Records from a data collection —
********

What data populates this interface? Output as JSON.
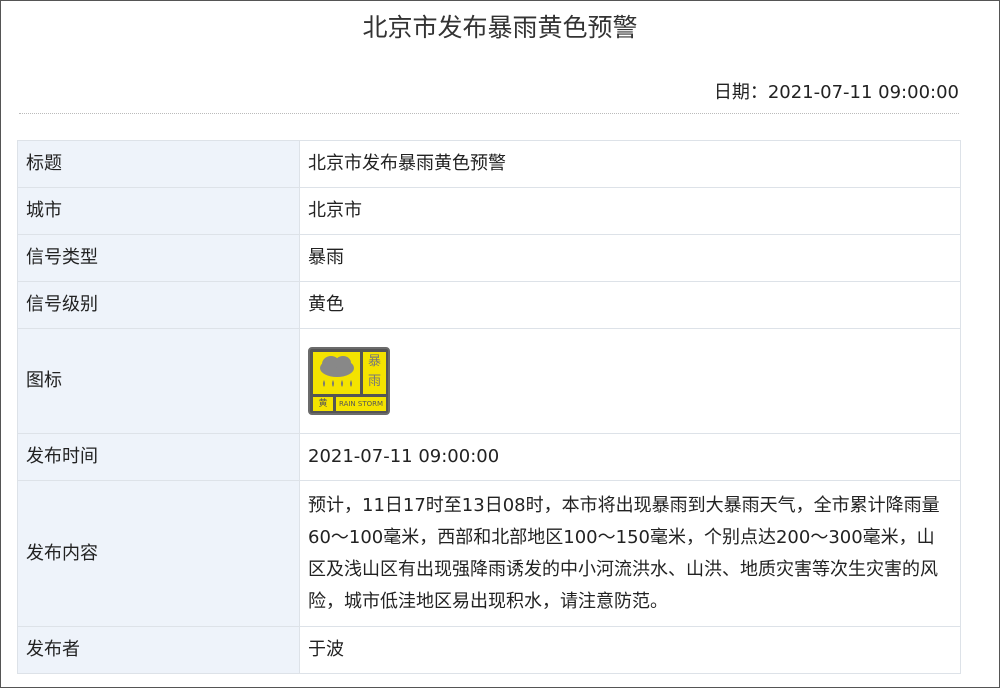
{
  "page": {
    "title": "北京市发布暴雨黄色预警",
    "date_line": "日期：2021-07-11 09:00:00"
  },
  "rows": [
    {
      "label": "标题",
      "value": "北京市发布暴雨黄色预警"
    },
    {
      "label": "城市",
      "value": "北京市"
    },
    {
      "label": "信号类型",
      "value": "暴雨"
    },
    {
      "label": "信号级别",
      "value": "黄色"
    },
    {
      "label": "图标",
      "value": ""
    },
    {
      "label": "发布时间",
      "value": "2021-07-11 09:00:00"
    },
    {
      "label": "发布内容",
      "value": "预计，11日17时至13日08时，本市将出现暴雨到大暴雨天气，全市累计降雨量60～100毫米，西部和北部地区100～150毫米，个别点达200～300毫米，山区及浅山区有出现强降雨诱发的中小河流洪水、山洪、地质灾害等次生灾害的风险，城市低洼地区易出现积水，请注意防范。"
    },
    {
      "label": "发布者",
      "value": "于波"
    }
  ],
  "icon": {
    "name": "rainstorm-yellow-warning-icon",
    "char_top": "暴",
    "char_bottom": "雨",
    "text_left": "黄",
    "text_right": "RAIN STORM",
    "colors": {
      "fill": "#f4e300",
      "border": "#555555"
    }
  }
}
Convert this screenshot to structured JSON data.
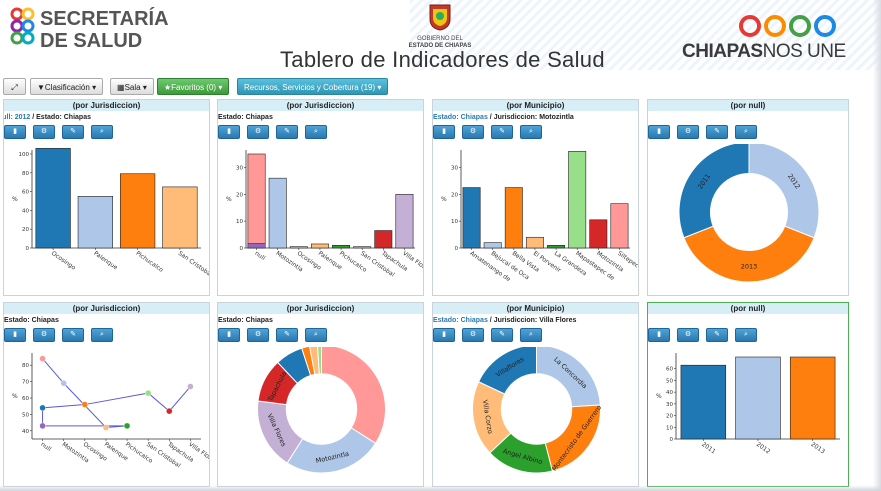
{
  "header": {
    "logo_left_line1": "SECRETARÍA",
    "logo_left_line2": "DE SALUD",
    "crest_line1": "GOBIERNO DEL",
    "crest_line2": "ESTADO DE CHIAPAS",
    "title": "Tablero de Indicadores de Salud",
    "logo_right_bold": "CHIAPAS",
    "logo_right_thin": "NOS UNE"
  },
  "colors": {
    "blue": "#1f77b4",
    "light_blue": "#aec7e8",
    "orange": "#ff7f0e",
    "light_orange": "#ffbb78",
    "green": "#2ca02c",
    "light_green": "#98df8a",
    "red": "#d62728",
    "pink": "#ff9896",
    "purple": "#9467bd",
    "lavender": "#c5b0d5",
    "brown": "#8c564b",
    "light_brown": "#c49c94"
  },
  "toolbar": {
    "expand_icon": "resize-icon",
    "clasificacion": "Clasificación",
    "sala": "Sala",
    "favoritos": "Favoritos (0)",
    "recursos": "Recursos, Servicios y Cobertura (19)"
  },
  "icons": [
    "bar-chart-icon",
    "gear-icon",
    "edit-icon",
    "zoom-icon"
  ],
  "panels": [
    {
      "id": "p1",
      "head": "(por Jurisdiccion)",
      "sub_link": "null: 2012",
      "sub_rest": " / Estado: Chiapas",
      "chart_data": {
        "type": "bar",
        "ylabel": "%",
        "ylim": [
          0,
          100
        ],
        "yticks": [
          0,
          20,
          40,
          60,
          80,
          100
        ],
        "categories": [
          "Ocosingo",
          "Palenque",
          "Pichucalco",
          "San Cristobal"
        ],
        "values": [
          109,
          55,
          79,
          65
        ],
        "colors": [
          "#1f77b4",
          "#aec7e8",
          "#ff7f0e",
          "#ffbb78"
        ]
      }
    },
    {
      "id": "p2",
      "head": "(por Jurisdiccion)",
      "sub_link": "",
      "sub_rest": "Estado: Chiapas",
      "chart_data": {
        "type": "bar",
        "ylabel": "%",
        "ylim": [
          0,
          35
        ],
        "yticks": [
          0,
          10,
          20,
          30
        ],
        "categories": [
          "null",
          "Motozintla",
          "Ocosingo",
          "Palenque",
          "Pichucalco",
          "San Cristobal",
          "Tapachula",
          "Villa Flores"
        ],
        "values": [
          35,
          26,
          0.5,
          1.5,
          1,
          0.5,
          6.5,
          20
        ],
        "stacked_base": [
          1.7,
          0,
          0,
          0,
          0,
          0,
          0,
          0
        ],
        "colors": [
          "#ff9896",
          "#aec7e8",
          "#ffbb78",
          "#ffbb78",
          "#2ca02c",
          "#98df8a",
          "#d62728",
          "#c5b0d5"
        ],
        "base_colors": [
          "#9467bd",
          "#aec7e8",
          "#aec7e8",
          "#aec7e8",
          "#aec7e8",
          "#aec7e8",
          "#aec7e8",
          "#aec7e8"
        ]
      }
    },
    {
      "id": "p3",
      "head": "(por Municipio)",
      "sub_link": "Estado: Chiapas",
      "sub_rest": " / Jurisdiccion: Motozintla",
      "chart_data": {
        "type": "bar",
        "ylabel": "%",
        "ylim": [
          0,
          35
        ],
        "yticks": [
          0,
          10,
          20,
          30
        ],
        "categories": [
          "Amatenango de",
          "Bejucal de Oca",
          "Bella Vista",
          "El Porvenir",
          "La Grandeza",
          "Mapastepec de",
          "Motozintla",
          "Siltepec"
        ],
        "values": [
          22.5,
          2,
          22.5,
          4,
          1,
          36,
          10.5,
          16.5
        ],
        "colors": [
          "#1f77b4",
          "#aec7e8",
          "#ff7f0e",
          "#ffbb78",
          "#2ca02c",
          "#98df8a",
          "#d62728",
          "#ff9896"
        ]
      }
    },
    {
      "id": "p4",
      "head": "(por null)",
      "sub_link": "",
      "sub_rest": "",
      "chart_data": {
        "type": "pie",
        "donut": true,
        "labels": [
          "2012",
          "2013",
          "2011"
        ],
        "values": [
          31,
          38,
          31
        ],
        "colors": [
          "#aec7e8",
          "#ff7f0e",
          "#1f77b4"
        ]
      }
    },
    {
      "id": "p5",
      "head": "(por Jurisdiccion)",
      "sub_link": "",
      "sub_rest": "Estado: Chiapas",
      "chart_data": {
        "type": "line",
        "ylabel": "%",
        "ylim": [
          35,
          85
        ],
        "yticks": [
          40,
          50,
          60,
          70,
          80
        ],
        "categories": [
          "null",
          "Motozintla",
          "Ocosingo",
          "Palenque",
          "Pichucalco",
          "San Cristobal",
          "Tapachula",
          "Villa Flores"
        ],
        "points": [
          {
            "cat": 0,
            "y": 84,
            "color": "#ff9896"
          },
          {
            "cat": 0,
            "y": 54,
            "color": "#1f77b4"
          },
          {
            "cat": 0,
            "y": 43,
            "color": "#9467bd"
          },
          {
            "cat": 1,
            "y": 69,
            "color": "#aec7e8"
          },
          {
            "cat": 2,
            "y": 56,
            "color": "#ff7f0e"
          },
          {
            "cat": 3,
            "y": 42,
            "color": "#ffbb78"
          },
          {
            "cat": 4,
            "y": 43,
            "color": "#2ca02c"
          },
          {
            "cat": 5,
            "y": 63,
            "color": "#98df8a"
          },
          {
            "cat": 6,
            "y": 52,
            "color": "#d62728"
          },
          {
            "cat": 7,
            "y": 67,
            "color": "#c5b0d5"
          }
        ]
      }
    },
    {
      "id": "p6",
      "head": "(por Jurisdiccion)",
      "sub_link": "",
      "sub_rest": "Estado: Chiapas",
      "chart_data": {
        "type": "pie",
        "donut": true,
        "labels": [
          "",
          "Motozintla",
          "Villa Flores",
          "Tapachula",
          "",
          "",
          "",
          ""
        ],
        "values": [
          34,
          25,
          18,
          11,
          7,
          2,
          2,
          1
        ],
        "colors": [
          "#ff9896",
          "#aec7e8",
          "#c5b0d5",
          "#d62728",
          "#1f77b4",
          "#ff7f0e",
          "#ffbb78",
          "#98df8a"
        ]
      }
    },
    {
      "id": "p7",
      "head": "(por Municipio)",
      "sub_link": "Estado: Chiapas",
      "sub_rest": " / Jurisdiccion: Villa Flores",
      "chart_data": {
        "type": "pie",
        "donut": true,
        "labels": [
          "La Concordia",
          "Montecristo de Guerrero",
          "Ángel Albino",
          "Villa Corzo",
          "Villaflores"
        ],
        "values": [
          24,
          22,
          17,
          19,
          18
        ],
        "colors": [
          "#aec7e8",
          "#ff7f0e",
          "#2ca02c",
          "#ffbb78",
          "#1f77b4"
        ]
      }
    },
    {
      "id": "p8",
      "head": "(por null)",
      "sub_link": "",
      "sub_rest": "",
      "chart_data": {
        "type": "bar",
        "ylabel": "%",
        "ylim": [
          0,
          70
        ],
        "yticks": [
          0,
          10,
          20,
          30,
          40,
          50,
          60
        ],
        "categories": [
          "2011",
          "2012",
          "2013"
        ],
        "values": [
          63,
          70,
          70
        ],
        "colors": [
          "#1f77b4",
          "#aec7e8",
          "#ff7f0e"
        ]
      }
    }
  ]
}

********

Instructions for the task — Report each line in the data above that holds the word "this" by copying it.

Output —
What data populates this interface? Output as JSON.
Convert this screenshot to structured JSON data.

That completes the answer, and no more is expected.